■ INSTRUCTIONS FOR THE TASK:
Would you copy the lines below exactly and omit the images?

■ DATA FOR ANALYSIS:
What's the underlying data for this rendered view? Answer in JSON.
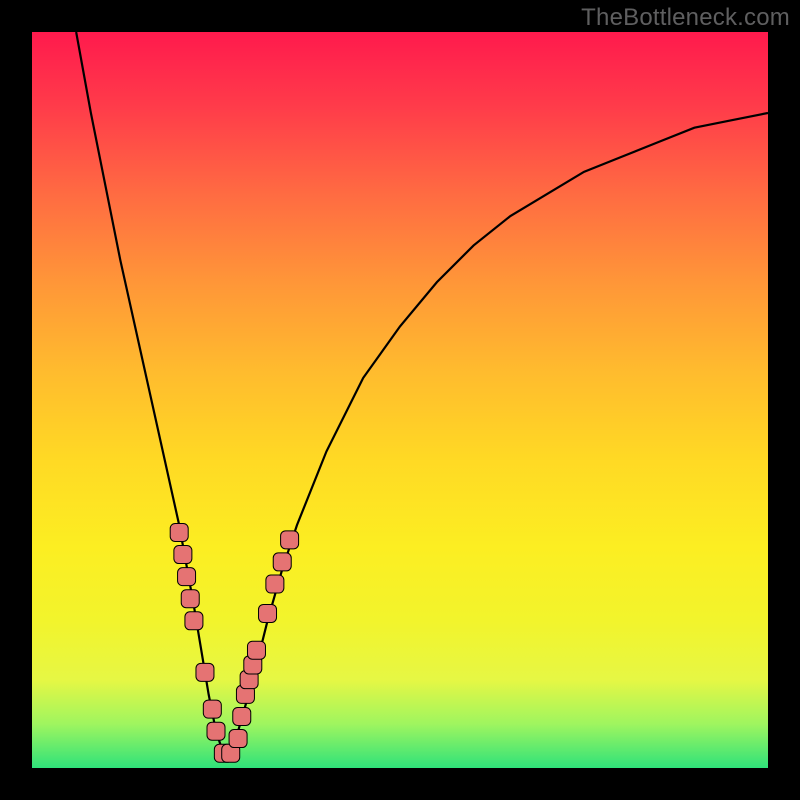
{
  "watermark": {
    "text": "TheBottleneck.com"
  },
  "colors": {
    "curve_stroke": "#000000",
    "marker_fill": "#e57373",
    "marker_stroke": "#000000",
    "frame": "#000000"
  },
  "chart_data": {
    "type": "line",
    "title": "",
    "xlabel": "",
    "ylabel": "",
    "xlim": [
      0,
      100
    ],
    "ylim": [
      0,
      100
    ],
    "grid": false,
    "legend": false,
    "series": [
      {
        "name": "bottleneck-curve",
        "x": [
          6,
          8,
          10,
          12,
          14,
          16,
          18,
          20,
          22,
          23,
          24,
          25,
          26,
          27,
          28,
          30,
          32,
          34,
          36,
          40,
          45,
          50,
          55,
          60,
          65,
          70,
          75,
          80,
          85,
          90,
          95,
          100
        ],
        "y": [
          100,
          89,
          79,
          69,
          60,
          51,
          42,
          33,
          22,
          16,
          10,
          5,
          2,
          2,
          5,
          12,
          20,
          27,
          33,
          43,
          53,
          60,
          66,
          71,
          75,
          78,
          81,
          83,
          85,
          87,
          88,
          89
        ]
      }
    ],
    "markers": [
      {
        "x": 20.0,
        "y": 32
      },
      {
        "x": 20.5,
        "y": 29
      },
      {
        "x": 21.0,
        "y": 26
      },
      {
        "x": 21.5,
        "y": 23
      },
      {
        "x": 22.0,
        "y": 20
      },
      {
        "x": 23.5,
        "y": 13
      },
      {
        "x": 24.5,
        "y": 8
      },
      {
        "x": 25.0,
        "y": 5
      },
      {
        "x": 26.0,
        "y": 2
      },
      {
        "x": 27.0,
        "y": 2
      },
      {
        "x": 28.0,
        "y": 4
      },
      {
        "x": 28.5,
        "y": 7
      },
      {
        "x": 29.0,
        "y": 10
      },
      {
        "x": 29.5,
        "y": 12
      },
      {
        "x": 30.0,
        "y": 14
      },
      {
        "x": 30.5,
        "y": 16
      },
      {
        "x": 32.0,
        "y": 21
      },
      {
        "x": 33.0,
        "y": 25
      },
      {
        "x": 34.0,
        "y": 28
      },
      {
        "x": 35.0,
        "y": 31
      }
    ]
  }
}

■ SOLUTION TO THE PROBLEM:
What's the underlying data for this rendered view? Answer in JSON.
{
  "watermark": {
    "text": "TheBottleneck.com"
  },
  "colors": {
    "curve_stroke": "#000000",
    "marker_fill": "#e57373",
    "marker_stroke": "#000000",
    "frame": "#000000"
  },
  "chart_data": {
    "type": "line",
    "title": "",
    "xlabel": "",
    "ylabel": "",
    "xlim": [
      0,
      100
    ],
    "ylim": [
      0,
      100
    ],
    "grid": false,
    "legend": false,
    "series": [
      {
        "name": "bottleneck-curve",
        "x": [
          6,
          8,
          10,
          12,
          14,
          16,
          18,
          20,
          22,
          23,
          24,
          25,
          26,
          27,
          28,
          30,
          32,
          34,
          36,
          40,
          45,
          50,
          55,
          60,
          65,
          70,
          75,
          80,
          85,
          90,
          95,
          100
        ],
        "y": [
          100,
          89,
          79,
          69,
          60,
          51,
          42,
          33,
          22,
          16,
          10,
          5,
          2,
          2,
          5,
          12,
          20,
          27,
          33,
          43,
          53,
          60,
          66,
          71,
          75,
          78,
          81,
          83,
          85,
          87,
          88,
          89
        ]
      }
    ],
    "markers": [
      {
        "x": 20.0,
        "y": 32
      },
      {
        "x": 20.5,
        "y": 29
      },
      {
        "x": 21.0,
        "y": 26
      },
      {
        "x": 21.5,
        "y": 23
      },
      {
        "x": 22.0,
        "y": 20
      },
      {
        "x": 23.5,
        "y": 13
      },
      {
        "x": 24.5,
        "y": 8
      },
      {
        "x": 25.0,
        "y": 5
      },
      {
        "x": 26.0,
        "y": 2
      },
      {
        "x": 27.0,
        "y": 2
      },
      {
        "x": 28.0,
        "y": 4
      },
      {
        "x": 28.5,
        "y": 7
      },
      {
        "x": 29.0,
        "y": 10
      },
      {
        "x": 29.5,
        "y": 12
      },
      {
        "x": 30.0,
        "y": 14
      },
      {
        "x": 30.5,
        "y": 16
      },
      {
        "x": 32.0,
        "y": 21
      },
      {
        "x": 33.0,
        "y": 25
      },
      {
        "x": 34.0,
        "y": 28
      },
      {
        "x": 35.0,
        "y": 31
      }
    ]
  }
}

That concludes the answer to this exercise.